* **YOUR ASSIGNMENT**
Output the records in full, exactly as given.

* **DATASET**

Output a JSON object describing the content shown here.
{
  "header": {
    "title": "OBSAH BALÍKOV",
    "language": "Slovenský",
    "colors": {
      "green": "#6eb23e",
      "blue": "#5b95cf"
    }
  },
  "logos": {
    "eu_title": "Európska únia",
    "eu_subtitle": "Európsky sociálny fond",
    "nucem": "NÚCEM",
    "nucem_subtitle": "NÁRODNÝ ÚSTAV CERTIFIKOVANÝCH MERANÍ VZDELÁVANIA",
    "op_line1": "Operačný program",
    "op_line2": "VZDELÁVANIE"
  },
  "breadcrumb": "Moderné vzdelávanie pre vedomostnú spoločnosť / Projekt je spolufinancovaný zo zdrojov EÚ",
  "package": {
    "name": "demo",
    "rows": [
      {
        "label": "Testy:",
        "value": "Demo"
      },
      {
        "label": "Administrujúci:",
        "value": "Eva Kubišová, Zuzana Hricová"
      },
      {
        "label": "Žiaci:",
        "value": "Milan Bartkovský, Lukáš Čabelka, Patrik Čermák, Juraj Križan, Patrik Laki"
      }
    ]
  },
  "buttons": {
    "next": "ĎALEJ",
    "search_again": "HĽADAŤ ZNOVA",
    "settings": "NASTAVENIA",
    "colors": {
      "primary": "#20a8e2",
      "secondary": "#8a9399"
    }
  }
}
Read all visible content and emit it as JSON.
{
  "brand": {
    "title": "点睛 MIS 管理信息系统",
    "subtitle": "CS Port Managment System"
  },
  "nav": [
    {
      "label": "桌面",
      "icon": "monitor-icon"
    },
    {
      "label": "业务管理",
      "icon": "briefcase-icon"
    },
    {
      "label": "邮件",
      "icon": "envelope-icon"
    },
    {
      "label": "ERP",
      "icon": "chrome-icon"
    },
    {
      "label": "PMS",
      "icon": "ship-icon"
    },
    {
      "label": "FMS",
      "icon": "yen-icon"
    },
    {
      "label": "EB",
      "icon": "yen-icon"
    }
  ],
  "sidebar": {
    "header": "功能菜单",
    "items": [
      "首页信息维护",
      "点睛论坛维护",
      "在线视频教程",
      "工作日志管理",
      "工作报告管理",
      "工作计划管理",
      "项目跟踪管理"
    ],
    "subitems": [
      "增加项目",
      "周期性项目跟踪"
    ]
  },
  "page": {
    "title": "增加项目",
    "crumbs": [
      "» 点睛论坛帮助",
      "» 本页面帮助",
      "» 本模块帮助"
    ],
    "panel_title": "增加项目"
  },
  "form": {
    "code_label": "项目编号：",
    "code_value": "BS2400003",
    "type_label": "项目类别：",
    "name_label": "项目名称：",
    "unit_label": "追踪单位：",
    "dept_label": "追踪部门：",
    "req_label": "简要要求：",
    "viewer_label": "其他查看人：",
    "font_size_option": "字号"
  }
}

* **SOLUTION TO THIS TASK**
Output a JSON object describing the content shown here.
{
  "header": {
    "title": "OBSAH BALÍKOV",
    "language": "Slovenský",
    "colors": {
      "green": "#6eb23e",
      "blue": "#5b95cf"
    }
  },
  "logos": {
    "eu_title": "Európska únia",
    "eu_subtitle": "Európsky sociálny fond",
    "nucem": "NÚCEM",
    "nucem_subtitle": "NÁRODNÝ ÚSTAV CERTIFIKOVANÝCH MERANÍ VZDELÁVANIA",
    "op_line1": "Operačný program",
    "op_line2": "VZDELÁVANIE"
  },
  "breadcrumb": "Moderné vzdelávanie pre vedomostnú spoločnosť / Projekt je spolufinancovaný zo zdrojov EÚ",
  "package": {
    "name": "demo",
    "rows": [
      {
        "label": "Testy:",
        "value": "Demo"
      },
      {
        "label": "Administrujúci:",
        "value": "Eva Kubišová, Zuzana Hricová"
      },
      {
        "label": "Žiaci:",
        "value": "Milan Bartkovský, Lukáš Čabelka, Patrik Čermák, Juraj Križan, Patrik Laki"
      }
    ]
  },
  "buttons": {
    "next": "ĎALEJ",
    "search_again": "HĽADAŤ ZNOVA",
    "settings": "NASTAVENIA",
    "colors": {
      "primary": "#20a8e2",
      "secondary": "#8a9399"
    }
  }
}
Read all visible content and emit it as JSON.
{
  "brand": {
    "title": "点睛 MIS 管理信息系统",
    "subtitle": "CS Port Managment System"
  },
  "nav": [
    {
      "label": "桌面",
      "icon": "monitor-icon"
    },
    {
      "label": "业务管理",
      "icon": "briefcase-icon"
    },
    {
      "label": "邮件",
      "icon": "envelope-icon"
    },
    {
      "label": "ERP",
      "icon": "chrome-icon"
    },
    {
      "label": "PMS",
      "icon": "ship-icon"
    },
    {
      "label": "FMS",
      "icon": "yen-icon"
    },
    {
      "label": "EB",
      "icon": "yen-icon"
    }
  ],
  "sidebar": {
    "header": "功能菜单",
    "items": [
      "首页信息维护",
      "点睛论坛维护",
      "在线视频教程",
      "工作日志管理",
      "工作报告管理",
      "工作计划管理",
      "项目跟踪管理"
    ],
    "subitems": [
      "增加项目",
      "周期性项目跟踪"
    ]
  },
  "page": {
    "title": "增加项目",
    "crumbs": [
      "» 点睛论坛帮助",
      "» 本页面帮助",
      "» 本模块帮助"
    ],
    "panel_title": "增加项目"
  },
  "form": {
    "code_label": "项目编号：",
    "code_value": "BS2400003",
    "type_label": "项目类别：",
    "name_label": "项目名称：",
    "unit_label": "追踪单位：",
    "dept_label": "追踪部门：",
    "req_label": "简要要求：",
    "viewer_label": "其他查看人：",
    "font_size_option": "字号"
  }
}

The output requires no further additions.